Your Personal Brand


This is similar to putting your identity puzzle together, but from a different perspective.  Both the identity puzzle and the personal brand are ways to integrate the many parts of your identity.  Just use whichever approach works best for you.

“My Brand”

One way to think about your emerging identity as a young adult is to think about your “brand.”  You might think, “I’m not a product like Lexus or a service like Google – why do I need to think about my “brand?”

The value of thinking about your brand is primarily to integrate the various elements that combine to create your identity – the picture you have of yourself and the picture others have of you.  It’s a summary – and it’s important.

People Naturally Form a Perception of You – Their Perception of Your Brand

People form impressions of other people.  It’s impossible not to.  So, people form impressions of you.  Those impressions are your brand for those people.  Some people will know you well and some will not, but impressions will naturally form your brand.

You Have a Brand.  Are You in Charge of it?

If you do not build your brand, others will build it for you.  And in today’s world the web will build it for you through social media.  Today your brand can be heavily influenced by social media, but it’s not just about social media.  It’s more about your face to face interactions, your behaviors in general, your attitude, your appearance, who you hang out with, what you accomplish or don’t accomplish, etc.

Your Brand
Open Worksheet

How Many Brands Do I Have?

Different people will see you differently – at different points in time.  Therefore, you will have a different brand for different people.  There may be a lot of similarities, but there will be some differences.  For example, your parents will see you differently in some ways than your peers.

Ten Examples

There are a surprising number of people who will have a perception of you – your brand.  Here are 10 examples.  You can probably come up with even more.

  1. Parents
  2. Peers
  3. Girl/Boyfriend
  4. Coaches
  5. Mentors
  6. Co-workers
  7. Teammates
  8. Employers
  9. Neighbors
  10. College admissions officers

This list is not intended to be intimidating.  It’s just interesting how many different types of people will have an impression of you.  We don’t just have one personal brand.

WARNING! 

This is not about trying to fool people or be someone you are not in order to please others or fit in.  That just doesn’t work very well.  In most cases, you can’t fool very many people very much for very long.  Your personal brand is about being yourself.

Four Keys to Developing Your Brand

In general, there are four guidelines that can guide you in developing your personal brand.   
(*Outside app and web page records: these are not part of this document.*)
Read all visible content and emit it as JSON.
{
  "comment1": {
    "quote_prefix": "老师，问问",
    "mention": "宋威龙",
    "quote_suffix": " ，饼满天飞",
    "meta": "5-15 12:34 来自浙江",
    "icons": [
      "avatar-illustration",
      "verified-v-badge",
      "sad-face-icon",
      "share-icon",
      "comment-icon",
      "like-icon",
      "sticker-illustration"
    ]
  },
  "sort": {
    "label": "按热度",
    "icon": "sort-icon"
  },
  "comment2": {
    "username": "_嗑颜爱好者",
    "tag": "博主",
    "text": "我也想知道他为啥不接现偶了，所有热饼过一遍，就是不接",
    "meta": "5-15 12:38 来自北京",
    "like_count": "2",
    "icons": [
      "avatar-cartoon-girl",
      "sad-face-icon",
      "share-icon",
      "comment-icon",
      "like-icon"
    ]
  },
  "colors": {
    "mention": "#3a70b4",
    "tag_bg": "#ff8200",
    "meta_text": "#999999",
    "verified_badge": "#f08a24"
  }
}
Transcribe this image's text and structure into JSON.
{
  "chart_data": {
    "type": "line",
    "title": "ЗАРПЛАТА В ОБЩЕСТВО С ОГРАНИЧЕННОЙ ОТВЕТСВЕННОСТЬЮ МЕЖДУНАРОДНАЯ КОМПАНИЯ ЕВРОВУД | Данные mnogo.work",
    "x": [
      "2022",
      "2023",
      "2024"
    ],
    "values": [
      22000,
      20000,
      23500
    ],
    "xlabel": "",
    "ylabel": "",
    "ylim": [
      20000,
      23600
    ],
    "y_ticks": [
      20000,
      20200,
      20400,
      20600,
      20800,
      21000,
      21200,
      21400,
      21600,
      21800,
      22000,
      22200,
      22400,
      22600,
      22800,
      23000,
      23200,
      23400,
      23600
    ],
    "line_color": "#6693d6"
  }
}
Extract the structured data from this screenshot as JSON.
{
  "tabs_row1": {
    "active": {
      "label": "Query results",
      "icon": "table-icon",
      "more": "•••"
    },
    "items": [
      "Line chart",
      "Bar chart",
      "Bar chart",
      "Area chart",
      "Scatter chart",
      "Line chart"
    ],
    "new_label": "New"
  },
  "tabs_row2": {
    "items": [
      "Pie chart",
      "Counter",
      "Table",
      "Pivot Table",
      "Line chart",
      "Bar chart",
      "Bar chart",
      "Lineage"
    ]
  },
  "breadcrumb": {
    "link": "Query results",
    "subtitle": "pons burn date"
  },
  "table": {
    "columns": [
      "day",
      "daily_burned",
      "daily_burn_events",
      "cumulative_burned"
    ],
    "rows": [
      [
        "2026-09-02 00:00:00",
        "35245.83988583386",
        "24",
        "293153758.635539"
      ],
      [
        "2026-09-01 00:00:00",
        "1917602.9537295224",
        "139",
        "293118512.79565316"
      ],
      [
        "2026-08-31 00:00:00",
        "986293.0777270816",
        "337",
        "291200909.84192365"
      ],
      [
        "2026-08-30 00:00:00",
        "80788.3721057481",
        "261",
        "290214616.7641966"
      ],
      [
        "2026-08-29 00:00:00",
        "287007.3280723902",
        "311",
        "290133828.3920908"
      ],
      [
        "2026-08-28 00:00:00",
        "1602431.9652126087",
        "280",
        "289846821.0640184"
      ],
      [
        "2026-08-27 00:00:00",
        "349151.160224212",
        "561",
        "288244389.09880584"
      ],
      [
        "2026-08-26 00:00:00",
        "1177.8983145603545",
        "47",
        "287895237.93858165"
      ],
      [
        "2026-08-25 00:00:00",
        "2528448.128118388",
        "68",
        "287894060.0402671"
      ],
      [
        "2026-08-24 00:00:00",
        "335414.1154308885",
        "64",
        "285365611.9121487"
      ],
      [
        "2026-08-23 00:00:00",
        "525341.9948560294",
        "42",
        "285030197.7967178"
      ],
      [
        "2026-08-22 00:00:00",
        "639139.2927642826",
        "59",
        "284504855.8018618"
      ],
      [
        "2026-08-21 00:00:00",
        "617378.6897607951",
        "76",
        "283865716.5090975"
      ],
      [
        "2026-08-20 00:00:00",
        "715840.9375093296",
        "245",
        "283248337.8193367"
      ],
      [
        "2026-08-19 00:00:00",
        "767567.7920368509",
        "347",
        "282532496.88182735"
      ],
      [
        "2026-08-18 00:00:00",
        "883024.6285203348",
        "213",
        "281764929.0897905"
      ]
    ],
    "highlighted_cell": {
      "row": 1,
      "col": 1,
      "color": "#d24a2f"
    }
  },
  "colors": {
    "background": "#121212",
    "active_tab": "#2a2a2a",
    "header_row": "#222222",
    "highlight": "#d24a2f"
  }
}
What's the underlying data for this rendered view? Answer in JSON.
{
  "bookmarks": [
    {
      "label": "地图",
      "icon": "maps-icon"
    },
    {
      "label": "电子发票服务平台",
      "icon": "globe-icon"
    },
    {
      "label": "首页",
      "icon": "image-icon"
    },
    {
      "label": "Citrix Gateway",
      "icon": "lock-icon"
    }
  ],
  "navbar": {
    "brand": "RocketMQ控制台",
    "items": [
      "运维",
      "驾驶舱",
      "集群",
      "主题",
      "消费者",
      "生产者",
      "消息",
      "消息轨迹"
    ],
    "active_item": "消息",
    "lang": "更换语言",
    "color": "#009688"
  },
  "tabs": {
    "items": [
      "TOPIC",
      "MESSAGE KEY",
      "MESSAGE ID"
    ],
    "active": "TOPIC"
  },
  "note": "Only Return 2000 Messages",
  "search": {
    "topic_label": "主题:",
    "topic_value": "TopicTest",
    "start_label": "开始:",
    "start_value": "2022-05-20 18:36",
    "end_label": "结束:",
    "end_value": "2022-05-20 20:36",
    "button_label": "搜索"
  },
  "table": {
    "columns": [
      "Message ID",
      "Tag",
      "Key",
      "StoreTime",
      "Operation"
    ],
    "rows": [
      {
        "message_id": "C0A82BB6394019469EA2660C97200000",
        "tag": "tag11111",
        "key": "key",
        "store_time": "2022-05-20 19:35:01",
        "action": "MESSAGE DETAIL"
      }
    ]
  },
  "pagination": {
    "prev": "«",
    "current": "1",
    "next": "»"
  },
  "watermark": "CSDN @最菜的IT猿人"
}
  1. Pay attention and ask the right questions. There are a bunch of possible questions in this section.  The questions opens up the possibilities on the path to discovering and creating your brand.
  2. Commit to actions that will develop or demonstrate your brand. As you answer the questions some natural actions will suggest themselves.  The key here is to be intentional in your actions – know what you want to do and then do it.
  3. Persevere and “hold the course” through all the challenges and confusions and uncertainty. This takes time and there will be ups and downs along the way, so the key is to keep going and keep learning and keep evolving.
  4. Talk with people you trust about #1-3 – this is really important. All your peers are faced with the challenge to develop an identity as a young man or young woman.  Those that are facing that challenge directly (not all will) can be good sounding boards for you (and you for them).

Do you want to know who you are? Don’t ask, act. Action will delineate and define you.

Thomas
Jefferson